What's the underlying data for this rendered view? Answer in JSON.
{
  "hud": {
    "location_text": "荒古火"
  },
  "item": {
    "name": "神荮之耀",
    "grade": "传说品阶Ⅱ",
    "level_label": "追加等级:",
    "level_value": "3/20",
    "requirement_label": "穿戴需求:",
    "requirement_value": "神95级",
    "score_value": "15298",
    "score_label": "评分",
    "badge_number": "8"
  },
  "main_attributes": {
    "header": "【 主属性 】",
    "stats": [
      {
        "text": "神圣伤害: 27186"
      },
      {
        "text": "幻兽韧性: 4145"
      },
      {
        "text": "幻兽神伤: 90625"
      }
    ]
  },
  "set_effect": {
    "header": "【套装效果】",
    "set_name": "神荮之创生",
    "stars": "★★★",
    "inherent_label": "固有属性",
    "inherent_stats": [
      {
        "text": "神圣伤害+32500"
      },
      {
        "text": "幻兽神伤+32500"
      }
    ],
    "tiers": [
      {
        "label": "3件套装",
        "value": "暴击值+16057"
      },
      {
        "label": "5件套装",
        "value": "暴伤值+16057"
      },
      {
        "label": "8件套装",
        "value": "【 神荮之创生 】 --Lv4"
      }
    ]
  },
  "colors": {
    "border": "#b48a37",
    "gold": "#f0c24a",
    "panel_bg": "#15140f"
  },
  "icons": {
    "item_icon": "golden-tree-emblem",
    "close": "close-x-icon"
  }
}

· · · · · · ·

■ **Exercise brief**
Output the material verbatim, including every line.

■ **Expected answer**
What's the underlying data for this rendered view? Answer in JSON.
{
  "hud": {
    "location_text": "荒古火"
  },
  "item": {
    "name": "神荮之耀",
    "grade": "传说品阶Ⅱ",
    "level_label": "追加等级:",
    "level_value": "3/20",
    "requirement_label": "穿戴需求:",
    "requirement_value": "神95级",
    "score_value": "15298",
    "score_label": "评分",
    "badge_number": "8"
  },
  "main_attributes": {
    "header": "【 主属性 】",
    "stats": [
      {
        "text": "神圣伤害: 27186"
      },
      {
        "text": "幻兽韧性: 4145"
      },
      {
        "text": "幻兽神伤: 90625"
      }
    ]
  },
  "set_effect": {
    "header": "【套装效果】",
    "set_name": "神荮之创生",
    "stars": "★★★",
    "inherent_label": "固有属性",
    "inherent_stats": [
      {
        "text": "神圣伤害+32500"
      },
      {
        "text": "幻兽神伤+32500"
      }
    ],
    "tiers": [
      {
        "label": "3件套装",
        "value": "暴击值+16057"
      },
      {
        "label": "5件套装",
        "value": "暴伤值+16057"
      },
      {
        "label": "8件套装",
        "value": "【 神荮之创生 】 --Lv4"
      }
    ]
  },
  "colors": {
    "border": "#b48a37",
    "gold": "#f0c24a",
    "panel_bg": "#15140f"
  },
  "icons": {
    "item_icon": "golden-tree-emblem",
    "close": "close-x-icon"
  }
}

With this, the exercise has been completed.